In business, the latest silver bullet is constantly just around the corner. One concept currently bathed in hype is blockchain. While many may have heard of it, those that can accurately explain what it is are likely less common. Put simply, it’s a database.
A solution in search of a problem
All this excitement for a database seems a little bizarre. We already have any number from multiple providers. The problem with these traditional databases is that it’s challenging from a legal perspective for anyone to say what’s in such and such a database right now is correct, honest, true and has not been tampered or messed with by anyone else.
With blockchain, once a piece of data is placed on it, it can’t be edited without everyone with access to that blockchain knowing. That’s because the data, or block, that’s been placed on it, is actually made up of every block that was placed before it, and it becomes part of every block that goes after it. It’s what’s known as immutable, and it’s one of the reasons blockchain is enjoying its moment in the sun.
Another reason is that blockchain is essentially unhackable, a major selling point in a world where it’s a case of when, not if, a business must deal with an attempted cyber-attack. It achieves this by being based on the concept of using distributed ledgers. That means there’s no pivotal point to attack, so no way of leveraging the connected nature of normal networks that cyber breaches rely on for scale.
So, it’s secure, it can’t be changed without everyone seeing it, and it’s transparent, so any one party to a blockchain can see where each piece of data was created, when, and by whom. It can do multiple things, but it feels like a solution in search of a problem. It doesn’t have one killer application that can change everything. That’s not to say the potential uses aren’t significant – from supply chain to finance, any sector which requires, and struggles, with trust and provenance of data should be an opportunity for blockchain-based technologies.
From diamonds to shipping
In the supply chain alone, there are a variety of initiatives trying to use blockchain to make the whole process more efficient and transparent, from De Beers creating a platform to register tamper-proof and permanent digital records for diamonds, to Walmart looking to improve food safety and product traceability with a number of different pilots, and a whole host of businesses aiming to improve the process of shipping.
From a legal perspective, blockchain is being used in what’s known as smart contracts.
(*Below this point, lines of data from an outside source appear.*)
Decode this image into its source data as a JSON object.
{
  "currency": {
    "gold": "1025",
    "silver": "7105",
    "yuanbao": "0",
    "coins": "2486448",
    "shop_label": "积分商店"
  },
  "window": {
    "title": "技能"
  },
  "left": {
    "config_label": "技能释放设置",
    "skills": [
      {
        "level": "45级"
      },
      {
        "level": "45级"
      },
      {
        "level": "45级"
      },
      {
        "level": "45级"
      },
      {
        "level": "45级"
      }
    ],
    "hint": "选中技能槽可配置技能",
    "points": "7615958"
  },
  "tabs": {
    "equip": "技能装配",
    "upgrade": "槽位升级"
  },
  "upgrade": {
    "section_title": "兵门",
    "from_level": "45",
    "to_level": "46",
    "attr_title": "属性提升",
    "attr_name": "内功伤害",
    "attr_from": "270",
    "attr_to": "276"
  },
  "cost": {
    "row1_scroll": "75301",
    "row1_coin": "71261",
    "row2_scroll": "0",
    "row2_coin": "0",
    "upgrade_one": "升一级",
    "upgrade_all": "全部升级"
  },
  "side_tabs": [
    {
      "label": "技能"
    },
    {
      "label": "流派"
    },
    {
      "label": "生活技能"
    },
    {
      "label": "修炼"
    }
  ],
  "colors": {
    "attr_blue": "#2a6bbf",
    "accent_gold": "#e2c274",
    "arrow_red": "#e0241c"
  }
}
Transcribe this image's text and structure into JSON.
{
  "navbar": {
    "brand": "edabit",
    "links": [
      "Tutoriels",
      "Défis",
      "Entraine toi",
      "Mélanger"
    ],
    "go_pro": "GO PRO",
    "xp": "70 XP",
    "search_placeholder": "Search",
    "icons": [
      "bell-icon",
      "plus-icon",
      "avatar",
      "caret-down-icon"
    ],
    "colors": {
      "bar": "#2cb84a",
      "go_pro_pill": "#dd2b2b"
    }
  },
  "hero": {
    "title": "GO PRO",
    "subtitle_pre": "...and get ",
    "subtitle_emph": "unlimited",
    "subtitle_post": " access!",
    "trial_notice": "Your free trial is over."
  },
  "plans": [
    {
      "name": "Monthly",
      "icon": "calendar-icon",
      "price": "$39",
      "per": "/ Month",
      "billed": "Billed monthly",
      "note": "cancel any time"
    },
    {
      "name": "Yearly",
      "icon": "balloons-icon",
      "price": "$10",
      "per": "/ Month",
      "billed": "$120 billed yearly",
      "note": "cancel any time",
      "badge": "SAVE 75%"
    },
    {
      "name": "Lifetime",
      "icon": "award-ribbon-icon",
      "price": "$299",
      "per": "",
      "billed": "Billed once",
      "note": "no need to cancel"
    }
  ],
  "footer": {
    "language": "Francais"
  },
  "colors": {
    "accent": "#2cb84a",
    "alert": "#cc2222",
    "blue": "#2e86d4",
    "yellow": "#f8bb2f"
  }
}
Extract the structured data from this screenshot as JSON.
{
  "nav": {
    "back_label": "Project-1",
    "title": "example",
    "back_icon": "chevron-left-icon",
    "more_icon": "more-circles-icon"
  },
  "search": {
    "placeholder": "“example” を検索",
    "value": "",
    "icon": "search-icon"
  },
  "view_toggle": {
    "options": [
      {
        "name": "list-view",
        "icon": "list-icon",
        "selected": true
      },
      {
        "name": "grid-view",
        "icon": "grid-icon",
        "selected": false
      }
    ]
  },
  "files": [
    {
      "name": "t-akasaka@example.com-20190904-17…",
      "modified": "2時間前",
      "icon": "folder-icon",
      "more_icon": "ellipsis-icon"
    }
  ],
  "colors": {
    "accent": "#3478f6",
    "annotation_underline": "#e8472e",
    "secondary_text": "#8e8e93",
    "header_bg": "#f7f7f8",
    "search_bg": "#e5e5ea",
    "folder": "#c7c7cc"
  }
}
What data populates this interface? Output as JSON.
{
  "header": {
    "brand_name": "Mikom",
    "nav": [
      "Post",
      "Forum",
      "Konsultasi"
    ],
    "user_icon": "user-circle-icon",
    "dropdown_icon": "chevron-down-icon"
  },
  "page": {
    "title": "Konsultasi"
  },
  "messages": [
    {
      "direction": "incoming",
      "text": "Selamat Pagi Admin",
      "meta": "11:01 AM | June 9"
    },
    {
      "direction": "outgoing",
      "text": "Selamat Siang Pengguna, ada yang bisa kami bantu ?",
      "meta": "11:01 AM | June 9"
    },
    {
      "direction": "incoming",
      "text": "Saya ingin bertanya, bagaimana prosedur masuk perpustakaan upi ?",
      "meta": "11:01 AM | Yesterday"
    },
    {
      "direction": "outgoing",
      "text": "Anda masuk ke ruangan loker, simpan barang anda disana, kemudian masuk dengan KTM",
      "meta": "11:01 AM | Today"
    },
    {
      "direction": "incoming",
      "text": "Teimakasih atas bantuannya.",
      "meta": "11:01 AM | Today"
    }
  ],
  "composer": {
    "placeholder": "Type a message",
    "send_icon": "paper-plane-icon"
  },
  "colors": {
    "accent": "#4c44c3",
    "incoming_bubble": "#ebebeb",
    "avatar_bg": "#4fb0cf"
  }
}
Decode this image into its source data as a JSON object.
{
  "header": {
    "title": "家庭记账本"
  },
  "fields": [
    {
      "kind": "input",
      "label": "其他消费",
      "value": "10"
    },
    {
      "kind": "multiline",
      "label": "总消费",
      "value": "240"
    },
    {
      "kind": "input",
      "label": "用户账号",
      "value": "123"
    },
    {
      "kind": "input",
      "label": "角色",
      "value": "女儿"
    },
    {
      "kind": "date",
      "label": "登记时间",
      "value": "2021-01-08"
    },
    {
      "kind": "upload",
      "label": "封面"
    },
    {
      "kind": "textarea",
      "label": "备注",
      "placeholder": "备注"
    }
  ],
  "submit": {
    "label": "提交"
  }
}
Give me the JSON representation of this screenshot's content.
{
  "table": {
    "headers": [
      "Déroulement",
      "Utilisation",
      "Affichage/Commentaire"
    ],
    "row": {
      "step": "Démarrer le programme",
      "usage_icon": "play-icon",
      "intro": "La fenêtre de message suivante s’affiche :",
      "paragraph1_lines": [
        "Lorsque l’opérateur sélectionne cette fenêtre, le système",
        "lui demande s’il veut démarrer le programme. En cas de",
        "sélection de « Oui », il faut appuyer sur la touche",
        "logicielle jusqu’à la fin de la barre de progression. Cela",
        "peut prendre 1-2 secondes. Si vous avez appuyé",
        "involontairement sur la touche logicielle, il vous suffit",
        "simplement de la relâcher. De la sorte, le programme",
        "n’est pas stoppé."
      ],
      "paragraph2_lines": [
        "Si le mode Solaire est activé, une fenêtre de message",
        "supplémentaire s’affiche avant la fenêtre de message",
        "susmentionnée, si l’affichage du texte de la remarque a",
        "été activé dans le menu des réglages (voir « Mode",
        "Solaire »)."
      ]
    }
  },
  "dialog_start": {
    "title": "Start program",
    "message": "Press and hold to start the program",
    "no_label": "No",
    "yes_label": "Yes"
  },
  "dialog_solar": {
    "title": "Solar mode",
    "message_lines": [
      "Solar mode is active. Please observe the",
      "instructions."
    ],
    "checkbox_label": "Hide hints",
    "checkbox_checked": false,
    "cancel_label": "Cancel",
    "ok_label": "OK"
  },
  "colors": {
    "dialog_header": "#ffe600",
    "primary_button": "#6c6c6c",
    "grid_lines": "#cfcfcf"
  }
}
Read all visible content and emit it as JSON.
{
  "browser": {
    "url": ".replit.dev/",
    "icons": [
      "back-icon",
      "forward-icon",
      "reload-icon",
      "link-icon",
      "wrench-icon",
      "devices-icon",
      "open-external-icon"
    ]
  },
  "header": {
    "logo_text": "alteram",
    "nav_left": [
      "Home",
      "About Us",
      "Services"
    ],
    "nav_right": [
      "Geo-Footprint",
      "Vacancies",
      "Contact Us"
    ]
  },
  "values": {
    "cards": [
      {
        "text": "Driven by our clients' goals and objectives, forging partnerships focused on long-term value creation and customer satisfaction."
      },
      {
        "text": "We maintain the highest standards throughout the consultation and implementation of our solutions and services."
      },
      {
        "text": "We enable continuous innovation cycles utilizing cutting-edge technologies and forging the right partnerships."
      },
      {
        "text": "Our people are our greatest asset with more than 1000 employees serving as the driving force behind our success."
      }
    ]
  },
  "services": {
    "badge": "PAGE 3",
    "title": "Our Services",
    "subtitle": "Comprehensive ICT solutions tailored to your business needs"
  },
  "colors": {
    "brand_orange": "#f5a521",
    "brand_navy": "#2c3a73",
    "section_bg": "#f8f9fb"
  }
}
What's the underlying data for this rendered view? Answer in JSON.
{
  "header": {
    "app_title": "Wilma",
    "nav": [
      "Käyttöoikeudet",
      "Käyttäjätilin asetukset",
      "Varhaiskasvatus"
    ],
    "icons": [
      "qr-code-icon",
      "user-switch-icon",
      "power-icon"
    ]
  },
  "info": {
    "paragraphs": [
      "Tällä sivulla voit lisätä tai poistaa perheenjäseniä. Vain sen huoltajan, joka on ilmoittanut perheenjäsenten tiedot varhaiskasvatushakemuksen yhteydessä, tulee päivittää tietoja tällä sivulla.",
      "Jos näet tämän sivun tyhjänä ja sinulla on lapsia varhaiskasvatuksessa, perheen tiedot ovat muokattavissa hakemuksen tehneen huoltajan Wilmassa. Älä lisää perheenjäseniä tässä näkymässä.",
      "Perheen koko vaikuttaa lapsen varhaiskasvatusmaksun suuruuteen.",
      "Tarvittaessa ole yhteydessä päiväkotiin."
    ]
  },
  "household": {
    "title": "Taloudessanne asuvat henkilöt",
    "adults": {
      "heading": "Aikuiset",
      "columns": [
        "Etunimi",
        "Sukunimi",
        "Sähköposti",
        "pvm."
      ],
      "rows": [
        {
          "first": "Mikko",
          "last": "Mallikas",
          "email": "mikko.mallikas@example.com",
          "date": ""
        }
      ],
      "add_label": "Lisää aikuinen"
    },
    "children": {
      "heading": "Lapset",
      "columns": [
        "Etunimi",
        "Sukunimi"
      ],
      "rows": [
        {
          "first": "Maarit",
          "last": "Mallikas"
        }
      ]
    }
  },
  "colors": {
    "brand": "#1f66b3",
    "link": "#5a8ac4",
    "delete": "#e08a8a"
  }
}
These are digital contracts that are not only unchangeable, but automatically enable contractual terms once conditions are met, whether it’s through the exchange of property (be it a house or car) or the releasing of funds (for instance, when a certain amount of work has been delivered).
However, it is in finance that the most prominent use blockchain can be found: cryptocurrency. While the volatility of the value of Bitcoin, cryptocurrency’s most famous example, might be putting some off from using it as a method of distributing or receiving payment, there are other, more fundamental issues with currencies based on distributed ledger technology. For starters, each transaction using a cryptocurrency needs to be queued, put into a block and then replicated to every other owner of that currency. For one like Bitcoin, that means having to replicate across a significant number of people, right across the world. In terms of time, you could be looking at anywhere between one and thirty hours.
The sheer amount of energy required to produce Bitcoin can also be an obstacle. Right now, the amount of electricity required to power the compute power to produce a Bitcoin is worth about the same as that Bitcoin – put more tangibly, at the end of May 2018, over 6 million US households or the whole of Switzerland could be powered by the amount of electricity used by Bitcoin.
Overcoming limitations to unlock true potential
As a society we are used to fast transactions – I tell you I have uploaded the data, or I pay you for my coffee with my credit card, and you know instantly whether that is the case. What good is a currency system if I must wait a day before I know if I’ve received payment, or if the data has been added to the system?
There’s another use, however, which stays true to the aspirations of blockchain, but which circumvents the challenges of having to connect with every other member of the chain – private, or internal, enterprise-grade blockchains. As businesses see their applications spread out, they’re going to need distributed database solutions at increasingly disparate points of the network or in their application infrastructure. In some instances, blockchain is going to be a perfect fit where a distributed, replicated, unchangeable database is required. For instance, collecting data from IoT sensors being used for AI consumption at the Edge and then pushing the results back to the middle. This will need to be carefully integrated into existing systems, while being able to manage a private blockchain is going to be critical, but it demonstrates the potential deployment of blockchain concepts in large-scale organisations.
Finding the right use for a system of trust
There’s no doubt that, when deployed properly, blockchain can help solve some of the challenges currently afflicting certain sectors today. That said, it’s not appropriate for all uses, or even all databases, and it does have limitations that are, at present, incompatible with the way business operates today. However, being immutable, transparent and unhackable, it can help build a system of trust between multiple independent parties – critical in improving the efficiencies and provenance of supply chains, for example. Yet it is within large-scale organisations that blockchains can have real impact. By supporting the storing and sharing of critical data as businesses’ own networks become decentralised, blockchain may have found the problem it can solve and help it make the jump from hype to standard behaviour.